US6100506 *Jul 26, 1999Aug 8, 2000International Business Machines CorporationHot plate with in situ surface temperature adjustment
US6105274Mar 18, 1999Aug 22, 2000International Business Machines CorporationCryogenic/phase change cooling for rapid thermal process systems
US6203620 *Mar 30, 2000Mar 20, 2001Cvc Products IncHermetically-sealed inductively-coupled plasma source structure and method of use
US6209480 *Jul 10, 1996Apr 3, 2001Mehrdad M. MoslehiHermetically-sealed inductively-coupled plasma source structure and method of use
US6239038 *Sep 9, 1996May 29, 2001Ziying WenMethod for chemical processing semiconductor wafers
EP0451740A2Apr 6, 1991Oct 16, 1991Anelva CorporationTemperature control system for semiconductor wafer or substrate
EP0454054A2Apr 23, 1991Oct 30, 1991Sumitomo Electric Industries, Ltd.Lamp annealing apparatus and lamp annealing method
EP0695922A1Jan 18, 1991Feb 7, 1996Applied Materials, Inc.Heating apparatus for semiconductor wafers or substrates
JP59275987A Title not available
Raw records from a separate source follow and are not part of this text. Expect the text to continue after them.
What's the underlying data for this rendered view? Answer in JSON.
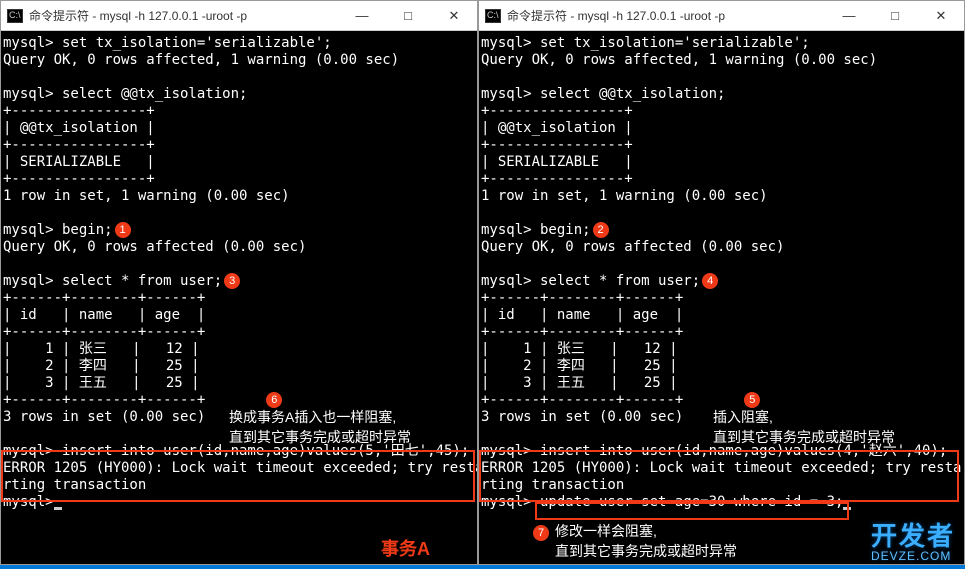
{
  "window_title": "命令提示符 - mysql  -h 127.0.0.1 -uroot -p",
  "win_controls": {
    "min": "—",
    "max": "□",
    "close": "✕"
  },
  "left": {
    "l1": "mysql> set tx_isolation='serializable';",
    "l2": "Query OK, 0 rows affected, 1 warning (0.00 sec)",
    "l3": "",
    "l4": "mysql> select @@tx_isolation;",
    "l5": "+----------------+",
    "l6": "| @@tx_isolation |",
    "l7": "+----------------+",
    "l8": "| SERIALIZABLE   |",
    "l9": "+----------------+",
    "l10": "1 row in set, 1 warning (0.00 sec)",
    "l11": "",
    "l12": "mysql> begin;",
    "l13": "Query OK, 0 rows affected (0.00 sec)",
    "l14": "",
    "l15": "mysql> select * from user;",
    "l16": "+------+--------+------+",
    "l17": "| id   | name   | age  |",
    "l18": "+------+--------+------+",
    "l19": "|    1 | 张三   |   12 |",
    "l20": "|    2 | 李四   |   25 |",
    "l21": "|    3 | 王五   |   25 |",
    "l22": "+------+--------+------+",
    "l23": "3 rows in set (0.00 sec)",
    "l24": "",
    "l25": "mysql> insert into user(id,name,age)values(5,'田七',45);",
    "l26": "ERROR 1205 (HY000): Lock wait timeout exceeded; try resta",
    "l27": "rting transaction",
    "l28": "mysql>"
  },
  "right": {
    "l1": "mysql> set tx_isolation='serializable';",
    "l2": "Query OK, 0 rows affected, 1 warning (0.00 sec)",
    "l3": "",
    "l4": "mysql> select @@tx_isolation;",
    "l5": "+----------------+",
    "l6": "| @@tx_isolation |",
    "l7": "+----------------+",
    "l8": "| SERIALIZABLE   |",
    "l9": "+----------------+",
    "l10": "1 row in set, 1 warning (0.00 sec)",
    "l11": "",
    "l12": "mysql> begin;",
    "l13": "Query OK, 0 rows affected (0.00 sec)",
    "l14": "",
    "l15": "mysql> select * from user;",
    "l16": "+------+--------+------+",
    "l17": "| id   | name   | age  |",
    "l18": "+------+--------+------+",
    "l19": "|    1 | 张三   |   12 |",
    "l20": "|    2 | 李四   |   25 |",
    "l21": "|    3 | 王五   |   25 |",
    "l22": "+------+--------+------+",
    "l23": "3 rows in set (0.00 sec)",
    "l24": "",
    "l25": "mysql> insert into user(id,name,age)values(4,'赵六',40);",
    "l26": "ERROR 1205 (HY000): Lock wait timeout exceeded; try resta",
    "l27": "rting transaction",
    "l28": "mysql> update user set age=30 where id = 3;"
  },
  "bubbles": {
    "b1": "1",
    "b2": "2",
    "b3": "3",
    "b4": "4",
    "b5": "5",
    "b6": "6",
    "b7": "7"
  },
  "annotations": {
    "a6": "换成事务A插入也一样阻塞,\n直到其它事务完成或超时异常",
    "a5": "插入阻塞,\n直到其它事务完成或超时异常",
    "a7": "修改一样会阻塞,\n直到其它事务完成或超时异常",
    "txA": "事务A"
  },
  "watermark": {
    "top": "开发者",
    "sub": "DEVZE.COM"
  }
}
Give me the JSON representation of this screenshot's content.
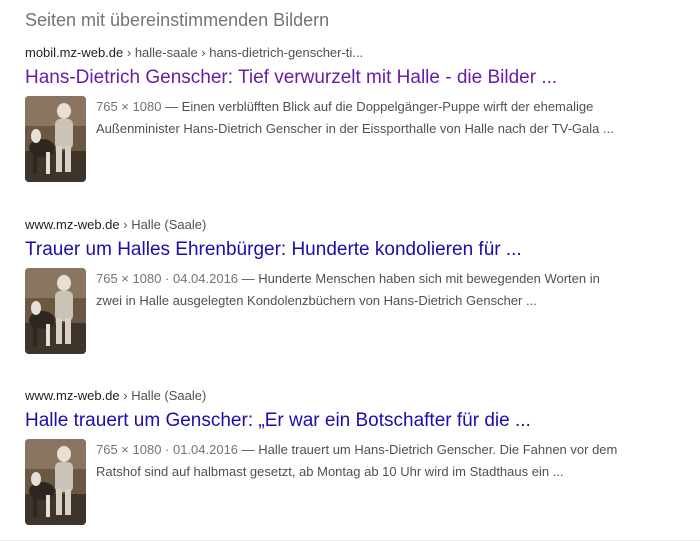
{
  "section": {
    "title": "Seiten mit übereinstimmenden Bildern"
  },
  "results": [
    {
      "breadcrumb_domain": "mobil.mz-web.de",
      "breadcrumb_path": " › halle-saale › hans-dietrich-genscher-ti...",
      "title": "Hans-Dietrich Genscher: Tief verwurzelt mit Halle - die Bilder ...",
      "visited": true,
      "meta": "765 × 1080",
      "snippet": " — Einen verblüfften Blick auf die Doppelgänger-Puppe wirft der ehemalige Außenminister Hans-Dietrich Genscher in der Eissporthalle von Halle nach der TV-Gala ...",
      "thumbnail_icon": "boy-with-dog-photo"
    },
    {
      "breadcrumb_domain": "www.mz-web.de",
      "breadcrumb_path": " › Halle (Saale)",
      "title": "Trauer um Halles Ehrenbürger: Hunderte kondolieren für ...",
      "visited": false,
      "meta": "765 × 1080 · 04.04.2016",
      "snippet": " — Hunderte Menschen haben sich mit bewegenden Worten in zwei in Halle ausgelegten Kondolenzbüchern von Hans-Dietrich Genscher ...",
      "thumbnail_icon": "boy-with-dog-photo"
    },
    {
      "breadcrumb_domain": "www.mz-web.de",
      "breadcrumb_path": " › Halle (Saale)",
      "title": "Halle trauert um Genscher: „Er war ein Botschafter für die ...",
      "visited": false,
      "meta": "765 × 1080 · 01.04.2016",
      "snippet": " — Halle trauert um Hans-Dietrich Genscher. Die Fahnen vor dem Ratshof sind auf halbmast gesetzt, ab Montag ab 10 Uhr wird im Stadthaus ein ...",
      "thumbnail_icon": "boy-with-dog-photo"
    }
  ],
  "colors": {
    "link_visited": "#681da8",
    "link_unvisited": "#1a0dab",
    "snippet_text": "#4d5156",
    "meta_text": "#70757a"
  }
}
JPH02301173A Title not available
Non-Patent Citations
Reference
1English Abstract of Japanese Patent JP 04 266015, Sep. 22, 1992.
2English Abstract of Japanese Patent JP 63 124528, Mar. 28, 1988.
3PCT Int'l Search Report for Appl. No. PCT/IB01/00392, Sep. 21, 2001.
4PCT Search Report for Appl. No. PCT/IB99/01832; Mar. 28, 2000.
Referenced by
Citing PatentFiling datePublication dateApplicantTitle
US7537448Mar 29, 2004May 26, 2009Tokyo Electron LimitedThermal processing method and thermal processing unit
US7745762May 30, 2006Jun 29, 2010Mattson Technology, Inc.Optimizing the thermal budget during a pulsed heating process
US7828893 *Mar 22, 2006Nov 9, 2010Siltronic AgSilicon wafer and process for the heat treatment of a silicon wafer
US8490419 *Aug 18, 2010Jul 23, 2013United States Thermoelectric ConsortiumInterlocked jets cooling method and apparatus
US20110042041 *Aug 18, 2010Feb 24, 2011Ecologence, LLCInterlocked jets cooling method and apparatus
US20120225203 *Mar 1, 2011Sep 6, 2012Applied Materials, Inc.Apparatus and Process for Atomic Layer Deposition
WO2011075563A2 *Dec 16, 2010Jun 23, 2011Applied Materials, Inc.Substrate processing apparatus having a radiant cavity
Classifications
U.S. Classification438/308, 438/795, 438/378
International ClassificationH01L21/336, H01L21/26, H01L21/31, H01L21/00
Cooperative ClassificationH01L21/67109
European ClassificationH01L21/67S2H4
Legal Events
DateCodeEventDescription
Nov 4, 2013FPAYFee payment
Year of fee payment: 8
Nov 2, 2009FPAYFee payment
Year of fee payment: 4
Aug 7, 2000ASAssignment
Owner name: STEAG RTP SYSTEMS, INC., CALIFORNIA
Free format text: ASSIGNMENT OF ASSIGNORS INTEREST;ASSIGNORS:SHOOSHTARIAN, SOHAILA;ACHARAYA, NARASIMHA;ELBERT, MIKE;AND OTHERS;REEL/FRAME:010987/0195;SIGNING DATES FROM 20000404 TO 20000715